    The industry standard is to measure random performance in IOPS and sequential performance in throughput. Why would you want to compare sequential IOPS to random IOPS or sequential throughput to random throughput?

    The sequential steady state shows read percentage. 100% read to 0% read. It's mainly an enterprise test I imported a few years ago in my testing to see the bathtub curve of the devices under test.

    As for RAID with these drives. I'm not sure if a RAID Report is really needed. You can't boot from devices in Windows software RAID. If 5% of the market cares about these premium parts to start with then RAID performance has to amount to 5 to 10% of those readers. I don't think there are enough readers to justify the time and expense for that level of testing. If Intel wants to provide the parts I don't mind testing and writing the article.

    Chris
    Reply
  • PaulBags
    15929620 said:
    The industry standard is to measure random performance in IOPS and sequential performance in throughput. Why would you want to compare sequential IOPS to random IOPS or sequential throughput to random throughput?

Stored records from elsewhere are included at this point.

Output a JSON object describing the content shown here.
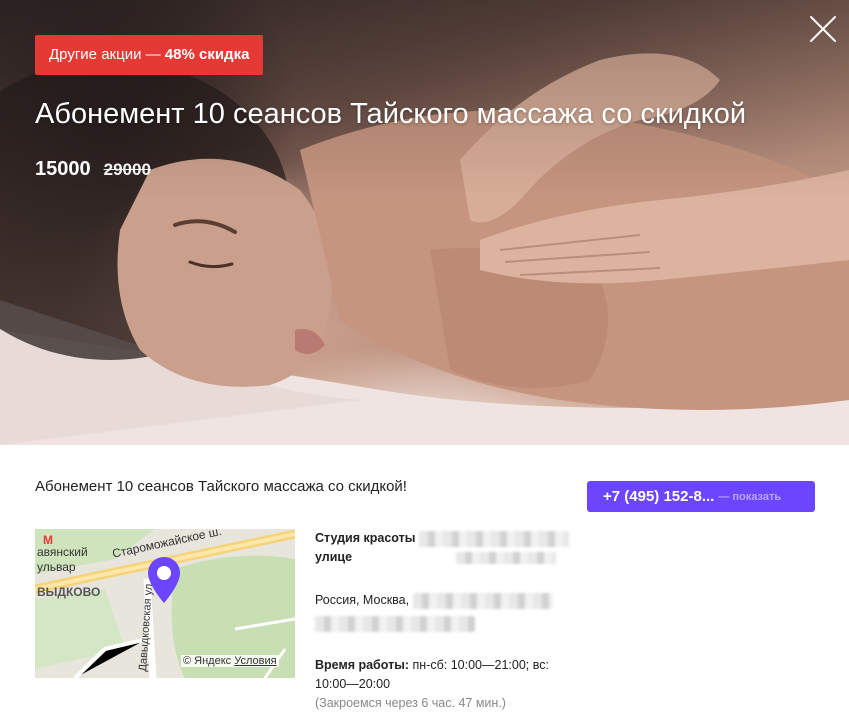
{
  "promo": {
    "prefix": "Другие акции — ",
    "discount": "48% скидка"
  },
  "title": "Абонемент 10 сеансов Тайского массажа со скидкой",
  "price": {
    "new": "15000",
    "old": "29000"
  },
  "description": "Абонемент 10 сеансов Тайского массажа со скидкой!",
  "phone": {
    "number": "+7 (495) 152-8...",
    "show_label": "— показать"
  },
  "map": {
    "labels": {
      "street1": "Староможайское ш.",
      "street2": "Давыдковская ул.",
      "district": "ВЫДКОВО",
      "boulevard1": "авянский",
      "boulevard2": "ульвар",
      "metro": "М"
    },
    "attribution": "© Яндекс",
    "terms_link": "Условия",
    "accent_color": "#6c45ff"
  },
  "info": {
    "studio_prefix": "Студия красоты",
    "studio_suffix": "улице",
    "address_prefix": "Россия, Москва,",
    "hours_label": "Время работы:",
    "hours_value": " пн-сб: 10:00—21:00; вс: 10:00—20:00",
    "closing_note": "(Закроемся через 6 час. 47 мин.)"
  },
  "colors": {
    "badge": "#e53935",
    "button": "#6c45ff"
  },
  "icons": {
    "close": "close-icon",
    "pin": "map-pin-icon"
  }
}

    ...

    Chris
    So that I can see the difference? How much of a performance drop is there with random vs sequential? Yes I don't get to decide how my data travels, but is random throughput significantly above the sata 6gb ceiling or does interface not _really_ matter yet unless you have a lot of sequential reads/writes to do? Additionally, what kind of performance is there when there is mixed sequential and random; somewhere in between the two or would comparing the two be completely irrelevant?
    Reply
  • CRamseyer
    Random performance is never higher than the limits of SATA 6Gbps unless you have a product like the Memblaze or P320H that can deliver full PCIe bandwidth random 4K reads and writes. Those are both enterprise products that cost more than a used Honda.

    Measuring 4K data in throughput is like telling someone the length of a dollar bill in miles.
    Reply